Assignment — If an entry holds a picture, drop the picture but restate the entry word for word.

Supplied information —
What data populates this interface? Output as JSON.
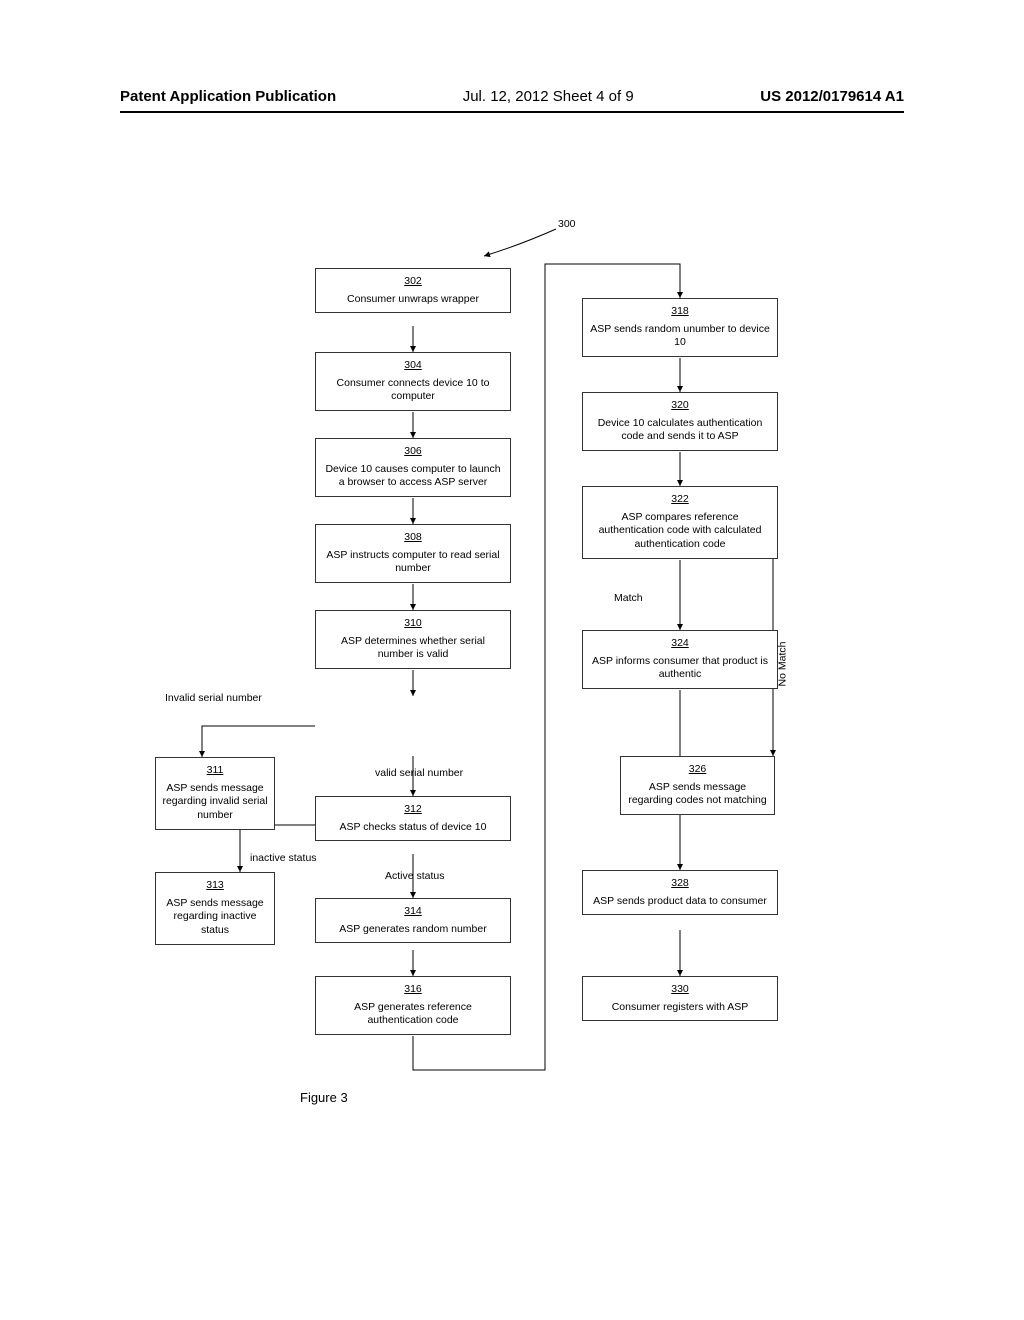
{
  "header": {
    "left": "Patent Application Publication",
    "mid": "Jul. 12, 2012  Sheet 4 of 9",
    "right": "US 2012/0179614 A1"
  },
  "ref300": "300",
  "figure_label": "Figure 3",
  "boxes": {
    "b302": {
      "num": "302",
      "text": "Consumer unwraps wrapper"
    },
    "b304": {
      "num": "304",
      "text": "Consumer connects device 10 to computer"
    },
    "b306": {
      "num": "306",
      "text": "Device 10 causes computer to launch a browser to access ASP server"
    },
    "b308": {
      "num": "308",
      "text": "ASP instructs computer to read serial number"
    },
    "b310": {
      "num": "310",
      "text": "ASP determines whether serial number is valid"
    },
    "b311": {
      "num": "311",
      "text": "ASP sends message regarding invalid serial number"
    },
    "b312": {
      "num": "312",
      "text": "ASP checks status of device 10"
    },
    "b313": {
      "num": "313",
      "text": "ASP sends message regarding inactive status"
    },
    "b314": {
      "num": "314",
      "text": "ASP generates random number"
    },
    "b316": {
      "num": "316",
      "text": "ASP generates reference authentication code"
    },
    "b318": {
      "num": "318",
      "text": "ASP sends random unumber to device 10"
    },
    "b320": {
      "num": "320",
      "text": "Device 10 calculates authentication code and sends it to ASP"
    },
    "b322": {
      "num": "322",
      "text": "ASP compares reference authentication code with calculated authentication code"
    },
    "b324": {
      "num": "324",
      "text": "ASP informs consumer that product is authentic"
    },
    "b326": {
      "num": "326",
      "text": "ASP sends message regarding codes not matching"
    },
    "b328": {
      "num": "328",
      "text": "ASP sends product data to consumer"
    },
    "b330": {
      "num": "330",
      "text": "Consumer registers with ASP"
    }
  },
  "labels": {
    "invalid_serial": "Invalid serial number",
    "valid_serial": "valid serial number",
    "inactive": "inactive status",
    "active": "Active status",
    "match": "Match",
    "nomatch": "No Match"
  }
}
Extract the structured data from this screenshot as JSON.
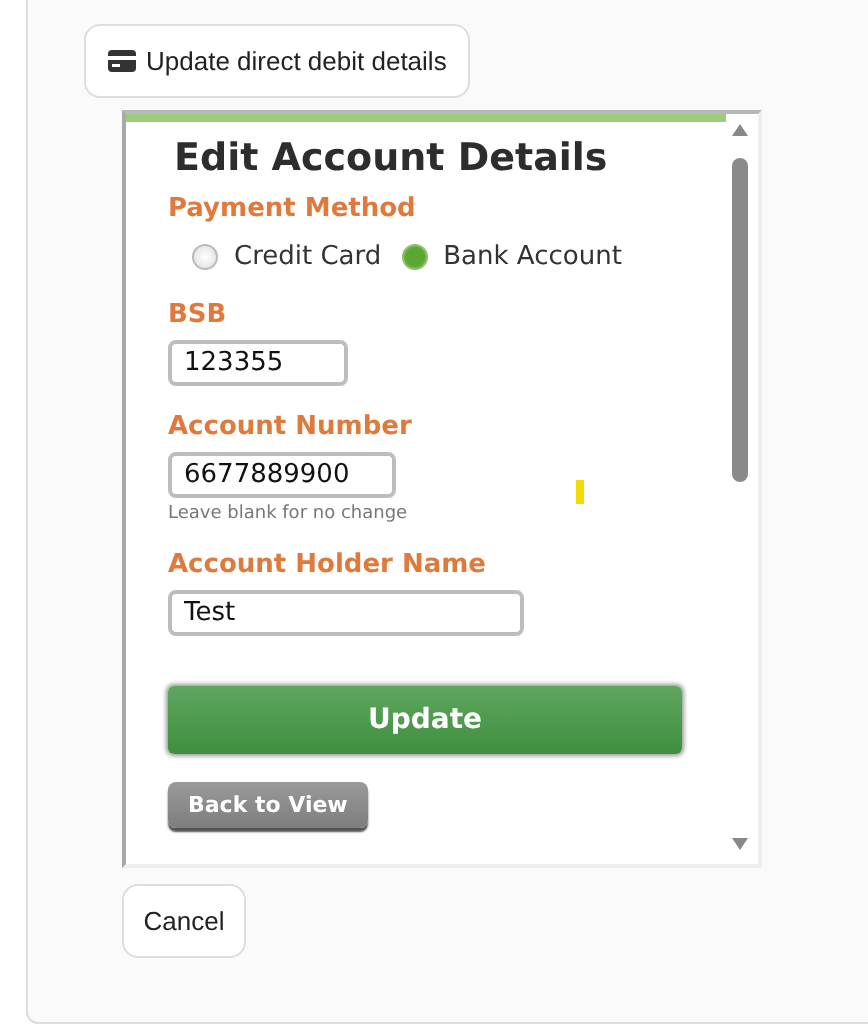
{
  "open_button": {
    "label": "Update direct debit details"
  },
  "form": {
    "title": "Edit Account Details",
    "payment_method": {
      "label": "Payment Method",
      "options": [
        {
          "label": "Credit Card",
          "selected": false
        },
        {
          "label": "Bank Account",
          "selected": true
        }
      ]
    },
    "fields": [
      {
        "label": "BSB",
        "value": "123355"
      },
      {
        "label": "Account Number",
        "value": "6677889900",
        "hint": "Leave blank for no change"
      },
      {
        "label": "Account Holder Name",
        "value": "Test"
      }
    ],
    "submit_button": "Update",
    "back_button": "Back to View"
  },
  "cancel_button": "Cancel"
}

Answer to this problem —
What data populates this interface? Output as JSON.
{
  "header": {
    "left": "Patent Application Publication",
    "mid": "Jul. 12, 2012  Sheet 4 of 9",
    "right": "US 2012/0179614 A1"
  },
  "ref300": "300",
  "figure_label": "Figure 3",
  "boxes": {
    "b302": {
      "num": "302",
      "text": "Consumer unwraps wrapper"
    },
    "b304": {
      "num": "304",
      "text": "Consumer connects device 10 to computer"
    },
    "b306": {
      "num": "306",
      "text": "Device 10 causes computer to launch a browser to access ASP server"
    },
    "b308": {
      "num": "308",
      "text": "ASP instructs computer to read serial number"
    },
    "b310": {
      "num": "310",
      "text": "ASP determines whether serial number is valid"
    },
    "b311": {
      "num": "311",
      "text": "ASP sends message regarding invalid serial number"
    },
    "b312": {
      "num": "312",
      "text": "ASP checks status of device 10"
    },
    "b313": {
      "num": "313",
      "text": "ASP sends message regarding inactive status"
    },
    "b314": {
      "num": "314",
      "text": "ASP generates random number"
    },
    "b316": {
      "num": "316",
      "text": "ASP generates reference authentication code"
    },
    "b318": {
      "num": "318",
      "text": "ASP sends random unumber to device 10"
    },
    "b320": {
      "num": "320",
      "text": "Device 10 calculates authentication code and sends it to ASP"
    },
    "b322": {
      "num": "322",
      "text": "ASP compares reference authentication code with calculated authentication code"
    },
    "b324": {
      "num": "324",
      "text": "ASP informs consumer that product is authentic"
    },
    "b326": {
      "num": "326",
      "text": "ASP sends message regarding codes not matching"
    },
    "b328": {
      "num": "328",
      "text": "ASP sends product data to consumer"
    },
    "b330": {
      "num": "330",
      "text": "Consumer registers with ASP"
    }
  },
  "labels": {
    "invalid_serial": "Invalid serial number",
    "valid_serial": "valid serial number",
    "inactive": "inactive status",
    "active": "Active status",
    "match": "Match",
    "nomatch": "No Match"
  }
}
Extract the structured data from this screenshot as JSON.
{
  "open_button": {
    "label": "Update direct debit details"
  },
  "form": {
    "title": "Edit Account Details",
    "payment_method": {
      "label": "Payment Method",
      "options": [
        {
          "label": "Credit Card",
          "selected": false
        },
        {
          "label": "Bank Account",
          "selected": true
        }
      ]
    },
    "fields": [
      {
        "label": "BSB",
        "value": "123355"
      },
      {
        "label": "Account Number",
        "value": "6677889900",
        "hint": "Leave blank for no change"
      },
      {
        "label": "Account Holder Name",
        "value": "Test"
      }
    ],
    "submit_button": "Update",
    "back_button": "Back to View"
  },
  "cancel_button": "Cancel"
}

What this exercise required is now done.